Can you change a support order made outside BC?

In many cases, you can change a support order even if it was made outside BC.

Courts outside of BC

Cases where you and the other person (the law calls them the other party) don't live in the same province, territory, or country are called interjurisdictional. That means that more than one legal system or set of laws is involved.

BC has agreements about changing support orders and agreements with:

  • all other Canadian provinces and territories
  • all of the United States
  • several other foreign countries

These places are called reciprocating jurisdictions. If you have a support order that was made outside of BC, you might be able to get it changed if it was made in a reciprocating jurisdiction without having to go there. 

See Interjurisdictional Support Orders (ISO) on the Ministry of Attorney General website for a full list of countries that have reciprocal agreements with BC.

To change an order made outside BC, you need to know which law your order was made under:

Usually support orders say which law they're made under. If your support order doesn't say this, there are ways you can figure it out. See Interjurisdictional orders: When a case involves more than one province, territory, or country for tips on how to find out which law your order is made under.

If one person lives in BC and the other lives in another country that isn't a reciprocating jurisdiction, get legal help. These cases are complicated. See Tips about getting legal help for where to find a lawyer. You can contact the BC Family Maintenance Agency (BCFMA) in case they may be able to help.

How to change a support order made outside BC

There are a few ways you can change your out-of-province support order if you and the other person don't agree. In any process, both of you will also likely have to give the court your financial information (financial disclosure).

Use the Interjurisdictional Support Order Act if one of you lives outside BC

Use an Interjurisdictional Support Order (ISO) package to ask for a change to your support order where you live in BC and the other person lives in a reciprocating jurisdiction. If the other person lives elsewhere in Canada, you can use this process whether your order was made under the federal Divorce Act or under local provincial family law.

To help you figure out which forms you need to fill out, go to Choose Your Forms on the BC government's Family Justice website and answer the short set of questions for guidance. Or, read through their Form Support Guide.

You don't have to notify the other person (the respondent). Send your completed and sworn forms package (original plus two copies) to the designated authority office in the province or territory where you live. If you live in BC, this is:

Interjurisdictional Support Services
PO Box 2074 Stn Main
Vancouver, BC V6B 3S3

604-660-2528 (lower mainland)
1-866-660-2684 (elsewhere in BC)

In most cases, this office sends the forms package to the equivalent office in the jurisdiction where the other person lives. The other person will receive a copy of the forms package, be asked to reply to the application, and be summoned to court to respond in that jurisdiction.

The court in the respondent's jurisdiction will then consider the application and each of your and the other person’s forms and evidence. It can make an order changing your existing support order.
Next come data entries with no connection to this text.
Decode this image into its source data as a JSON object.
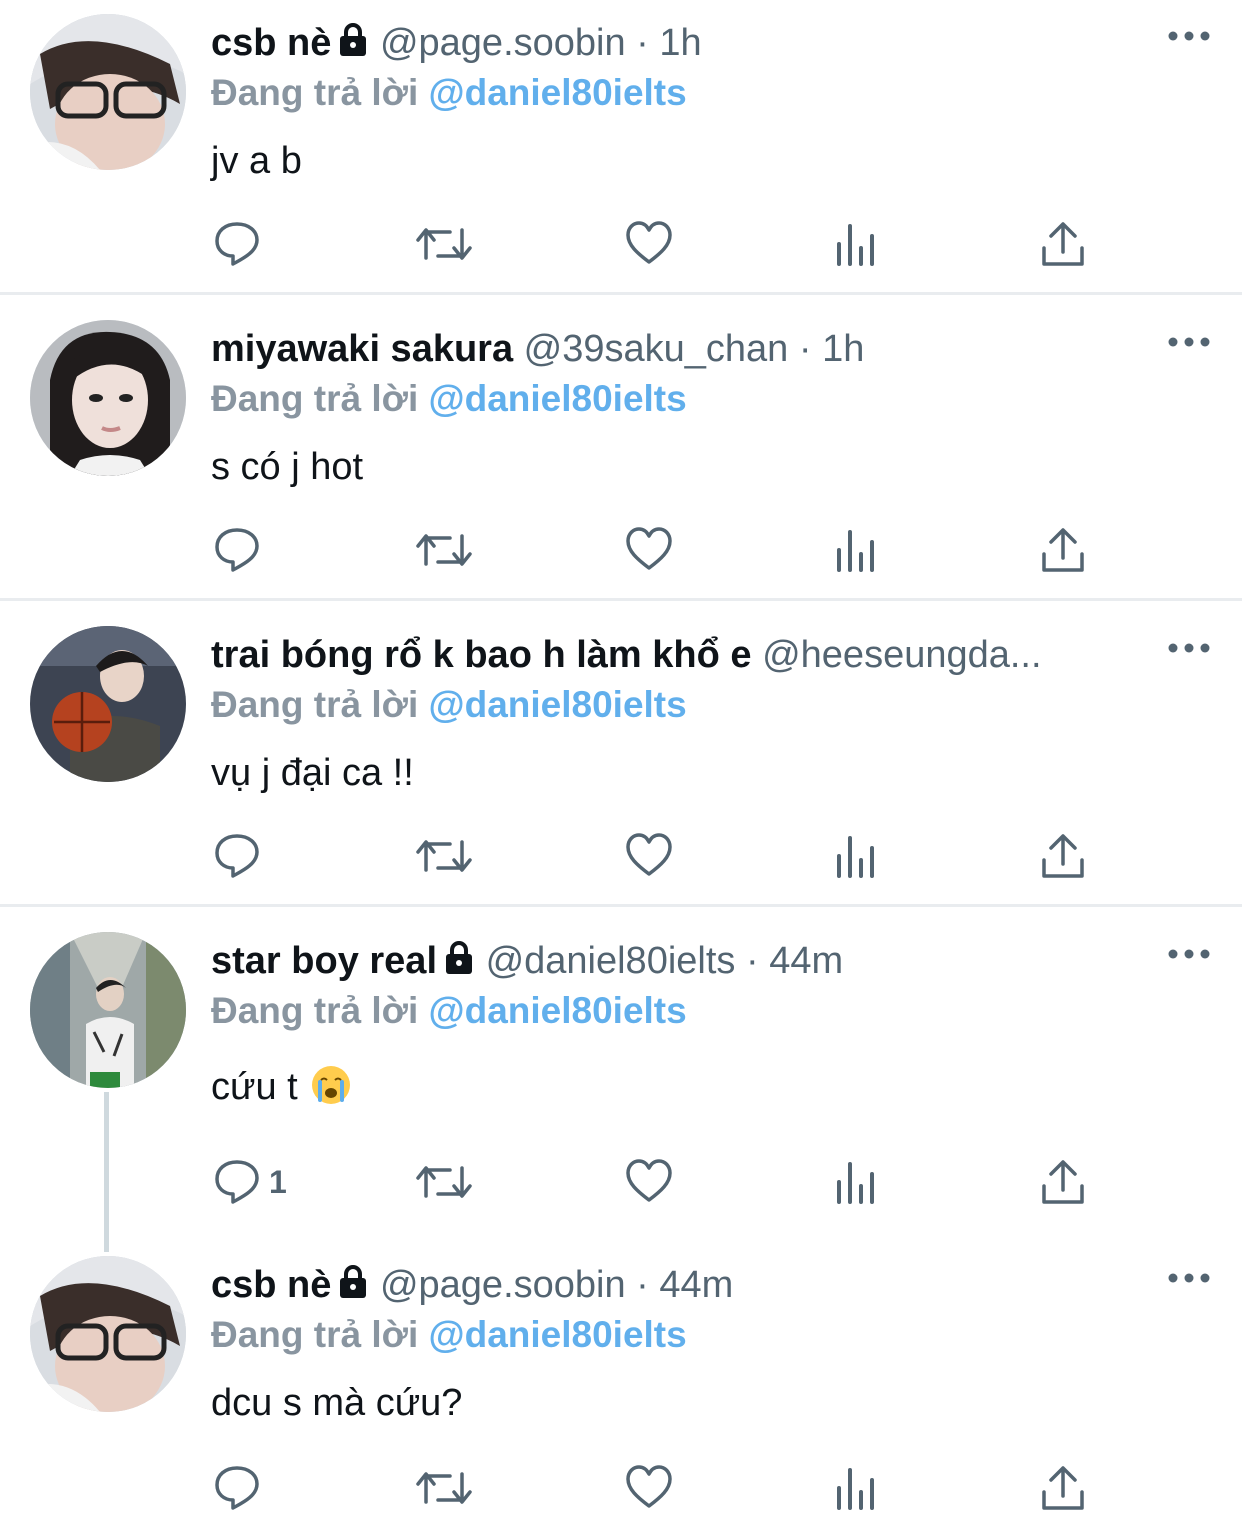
{
  "tweets": [
    {
      "name": "csb nè",
      "locked": true,
      "handle": "@page.soobin",
      "separator": "·",
      "time": "1h",
      "replying_prefix": "Đang trả lời",
      "replying_to": "@daniel80ielts",
      "text": "jv a b",
      "reply_count": ""
    },
    {
      "name": "miyawaki sakura",
      "locked": false,
      "handle": "@39saku_chan",
      "separator": "·",
      "time": "1h",
      "replying_prefix": "Đang trả lời",
      "replying_to": "@daniel80ielts",
      "text": "s có j hot",
      "reply_count": ""
    },
    {
      "name": "trai bóng rổ k bao h làm khổ e",
      "locked": false,
      "handle": "@heeseungda...",
      "separator": "",
      "time": "",
      "replying_prefix": "Đang trả lời",
      "replying_to": "@daniel80ielts",
      "text": "vụ j đại ca !!",
      "reply_count": ""
    },
    {
      "name": "star boy real",
      "locked": true,
      "handle": "@daniel80ielts",
      "separator": "·",
      "time": "44m",
      "replying_prefix": "Đang trả lời",
      "replying_to": "@daniel80ielts",
      "text": "cứu t",
      "emoji": "crying-face-emoji",
      "reply_count": "1"
    },
    {
      "name": "csb nè",
      "locked": true,
      "handle": "@page.soobin",
      "separator": "·",
      "time": "44m",
      "replying_prefix": "Đang trả lời",
      "replying_to": "@daniel80ielts",
      "text": "dcu s mà cứu?",
      "reply_count": ""
    }
  ],
  "icons": {
    "reply": "reply-icon",
    "retweet": "retweet-icon",
    "like": "heart-icon",
    "views": "views-icon",
    "share": "share-icon",
    "more": "more-icon",
    "lock": "lock-icon"
  },
  "colors": {
    "mention": "#3a9ce8",
    "muted": "#536471",
    "replying_label": "#8995a0",
    "divider": "#e9ecef",
    "thread_line": "#cfd9de"
  }
}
In some cases, the BC court has to hold a provisional hearing – it depends on where the other person lives. This is followed by a “confirmation hearing” in the reciprocating (other) jurisdiction. At the end of the confirmation hearing, the judge can change the support order or dismiss your application.
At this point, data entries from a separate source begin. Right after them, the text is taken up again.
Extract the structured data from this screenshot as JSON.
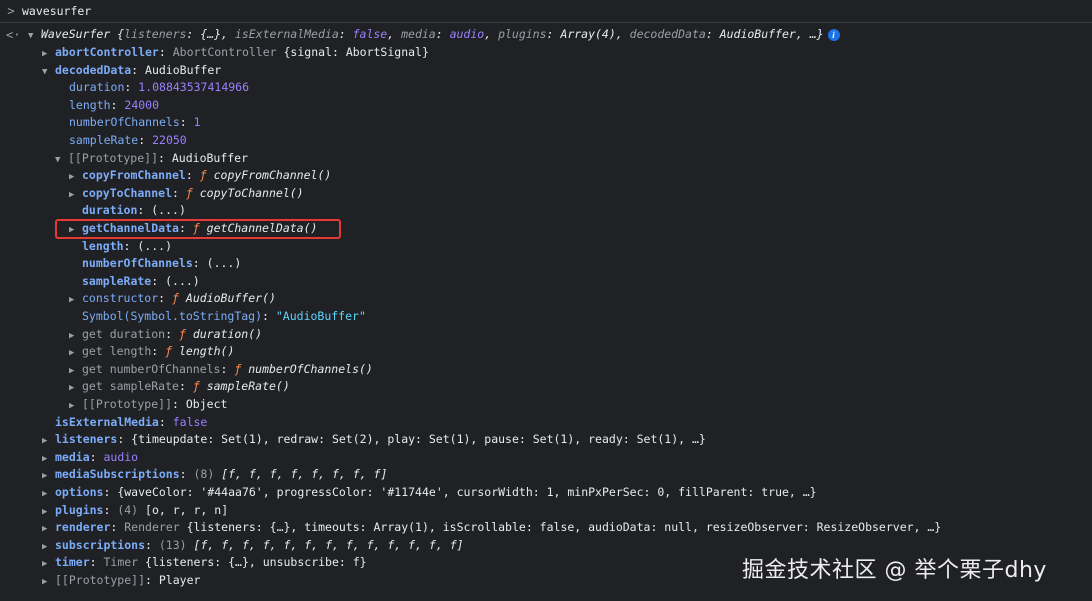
{
  "console": {
    "prompt_input": "wavesurfer",
    "highlight_color": "#e53935"
  },
  "summary": {
    "class_name": "WaveSurfer",
    "text_1": " {",
    "listeners_key": "listeners",
    "listeners_val": ": {…}, ",
    "ext_key": "isExternalMedia",
    "colon_sep": ": ",
    "ext_val": "false",
    "comma": ", ",
    "media_key": "media",
    "media_val": "audio",
    "plugins_key": "plugins",
    "plugins_val": "Array(4)",
    "decoded_key": "decodedData",
    "decoded_val": "AudioBuffer",
    "tail": ", …}",
    "info_glyph": "i"
  },
  "rows": {
    "abort": {
      "key": "abortController",
      "type": "AbortController",
      "rest": " {signal: AbortSignal}"
    },
    "decoded": {
      "key": "decodedData",
      "val": "AudioBuffer"
    },
    "duration": {
      "key": "duration",
      "val": "1.08843537414966"
    },
    "length": {
      "key": "length",
      "val": "24000"
    },
    "channels": {
      "key": "numberOfChannels",
      "val": "1"
    },
    "samplerate": {
      "key": "sampleRate",
      "val": "22050"
    },
    "proto": {
      "key": "[[Prototype]]",
      "val": "AudioBuffer"
    },
    "copyFrom": {
      "key": "copyFromChannel",
      "f": "ƒ",
      "sig": "copyFromChannel()"
    },
    "copyTo": {
      "key": "copyToChannel",
      "f": "ƒ",
      "sig": "copyToChannel()"
    },
    "pduration": {
      "key": "duration",
      "val": "(...)"
    },
    "getChannel": {
      "key": "getChannelData",
      "f": "ƒ",
      "sig": "getChannelData()"
    },
    "plength": {
      "key": "length",
      "val": "(...)"
    },
    "pchannels": {
      "key": "numberOfChannels",
      "val": "(...)"
    },
    "psample": {
      "key": "sampleRate",
      "val": "(...)"
    },
    "ctor": {
      "key": "constructor",
      "f": "ƒ",
      "sig": "AudioBuffer()"
    },
    "symtag": {
      "key": "Symbol(Symbol.toStringTag)",
      "val": "\"AudioBuffer\""
    },
    "gduration": {
      "pre": "get ",
      "key": "duration",
      "f": "ƒ",
      "sig": "duration()"
    },
    "glength": {
      "pre": "get ",
      "key": "length",
      "f": "ƒ",
      "sig": "length()"
    },
    "gchannels": {
      "pre": "get ",
      "key": "numberOfChannels",
      "f": "ƒ",
      "sig": "numberOfChannels()"
    },
    "gsample": {
      "pre": "get ",
      "key": "sampleRate",
      "f": "ƒ",
      "sig": "sampleRate()"
    },
    "proto2": {
      "key": "[[Prototype]]",
      "val": "Object"
    },
    "isExt": {
      "key": "isExternalMedia",
      "val": "false"
    },
    "listeners": {
      "key": "listeners",
      "val": "{timeupdate: Set(1), redraw: Set(2), play: Set(1), pause: Set(1), ready: Set(1), …}"
    },
    "media": {
      "key": "media",
      "val": "audio"
    },
    "mediaSubs": {
      "key": "mediaSubscriptions",
      "count": "(8)",
      "val": "[f, f, f, f, f, f, f, f]"
    },
    "options": {
      "key": "options",
      "val": "{waveColor: '#44aa76', progressColor: '#11744e', cursorWidth: 1, minPxPerSec: 0, fillParent: true, …}"
    },
    "plugins": {
      "key": "plugins",
      "count": "(4)",
      "val": "[o, r, r, n]"
    },
    "renderer": {
      "key": "renderer",
      "type": "Renderer",
      "val": " {listeners: {…}, timeouts: Array(1), isScrollable: false, audioData: null, resizeObserver: ResizeObserver, …}"
    },
    "subs": {
      "key": "subscriptions",
      "count": "(13)",
      "val": "[f, f, f, f, f, f, f, f, f, f, f, f, f]"
    },
    "timer": {
      "key": "timer",
      "type": "Timer",
      "val": " {listeners: {…}, unsubscribe: f}"
    },
    "proto3": {
      "key": "[[Prototype]]",
      "val": "Player"
    }
  },
  "watermark": "掘金技术社区 @ 举个栗子dhy"
}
You can get legal help to fill in the ISO forms. Or you can contact a family justice counsellor for help. The Interjurisdictional Support Services office can answer your questions, but they can't give legal advice.
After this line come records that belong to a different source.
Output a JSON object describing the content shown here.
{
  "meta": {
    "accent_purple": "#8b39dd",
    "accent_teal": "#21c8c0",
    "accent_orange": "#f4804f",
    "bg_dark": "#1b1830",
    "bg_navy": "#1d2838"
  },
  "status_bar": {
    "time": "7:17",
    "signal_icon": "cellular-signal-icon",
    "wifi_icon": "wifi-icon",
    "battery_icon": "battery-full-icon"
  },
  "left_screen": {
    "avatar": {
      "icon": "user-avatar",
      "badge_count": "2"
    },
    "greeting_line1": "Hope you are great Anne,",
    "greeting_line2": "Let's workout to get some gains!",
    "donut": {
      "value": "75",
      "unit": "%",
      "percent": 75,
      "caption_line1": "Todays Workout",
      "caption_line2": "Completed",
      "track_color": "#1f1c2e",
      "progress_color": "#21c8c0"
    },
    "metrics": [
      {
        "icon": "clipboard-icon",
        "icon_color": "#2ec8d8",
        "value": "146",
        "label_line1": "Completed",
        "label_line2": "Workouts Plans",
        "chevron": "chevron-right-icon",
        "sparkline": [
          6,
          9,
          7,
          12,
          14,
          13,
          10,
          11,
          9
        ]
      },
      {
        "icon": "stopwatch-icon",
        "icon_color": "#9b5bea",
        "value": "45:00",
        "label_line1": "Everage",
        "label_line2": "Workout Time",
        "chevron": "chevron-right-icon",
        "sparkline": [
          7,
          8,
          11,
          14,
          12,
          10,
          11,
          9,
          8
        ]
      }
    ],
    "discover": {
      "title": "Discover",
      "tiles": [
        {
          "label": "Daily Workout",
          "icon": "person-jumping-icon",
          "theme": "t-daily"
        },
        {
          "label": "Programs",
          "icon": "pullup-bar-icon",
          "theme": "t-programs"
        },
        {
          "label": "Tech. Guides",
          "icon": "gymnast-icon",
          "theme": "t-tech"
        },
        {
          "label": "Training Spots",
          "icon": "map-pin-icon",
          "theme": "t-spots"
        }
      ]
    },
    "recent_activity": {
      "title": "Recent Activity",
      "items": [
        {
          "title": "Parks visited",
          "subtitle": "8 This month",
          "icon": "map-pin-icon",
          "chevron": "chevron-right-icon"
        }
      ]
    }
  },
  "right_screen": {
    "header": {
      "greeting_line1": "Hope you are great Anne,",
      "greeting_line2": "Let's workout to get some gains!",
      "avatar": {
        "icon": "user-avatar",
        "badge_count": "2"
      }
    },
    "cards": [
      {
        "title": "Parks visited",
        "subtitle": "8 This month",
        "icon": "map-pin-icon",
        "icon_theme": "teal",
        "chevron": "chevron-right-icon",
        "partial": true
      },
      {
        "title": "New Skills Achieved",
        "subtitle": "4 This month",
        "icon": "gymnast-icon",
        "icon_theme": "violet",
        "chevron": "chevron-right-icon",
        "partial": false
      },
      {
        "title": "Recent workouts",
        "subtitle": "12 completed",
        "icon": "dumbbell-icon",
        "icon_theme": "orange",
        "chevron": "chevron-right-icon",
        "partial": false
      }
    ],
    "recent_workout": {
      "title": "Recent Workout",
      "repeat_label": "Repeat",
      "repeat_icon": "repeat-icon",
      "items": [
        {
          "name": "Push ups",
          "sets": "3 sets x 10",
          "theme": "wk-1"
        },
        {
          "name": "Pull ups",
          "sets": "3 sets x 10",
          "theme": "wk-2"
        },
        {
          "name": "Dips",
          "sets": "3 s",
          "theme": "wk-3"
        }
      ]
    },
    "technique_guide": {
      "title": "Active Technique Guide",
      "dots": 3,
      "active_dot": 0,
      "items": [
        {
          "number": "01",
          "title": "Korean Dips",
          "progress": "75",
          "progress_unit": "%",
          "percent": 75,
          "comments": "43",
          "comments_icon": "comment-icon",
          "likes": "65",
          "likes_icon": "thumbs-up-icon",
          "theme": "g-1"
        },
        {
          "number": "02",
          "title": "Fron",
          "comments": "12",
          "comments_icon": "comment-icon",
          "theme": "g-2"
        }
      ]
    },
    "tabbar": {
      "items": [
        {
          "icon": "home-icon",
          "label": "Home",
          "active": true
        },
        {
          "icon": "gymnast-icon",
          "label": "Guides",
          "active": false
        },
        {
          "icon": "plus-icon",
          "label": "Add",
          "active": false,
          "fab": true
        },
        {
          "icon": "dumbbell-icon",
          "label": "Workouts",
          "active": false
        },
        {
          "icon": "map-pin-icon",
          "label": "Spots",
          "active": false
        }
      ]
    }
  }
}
Make a court application

Another way to change a support order made outside BC is to make a court application in the province, territory, or country where the order was made. 

Contact the court or a lawyer in that jurisdiction to find out how to make the application there. If a court appearance is required, you may be able to appear by video or phone, depending on the rules for that court.

Updated on 14 May 2024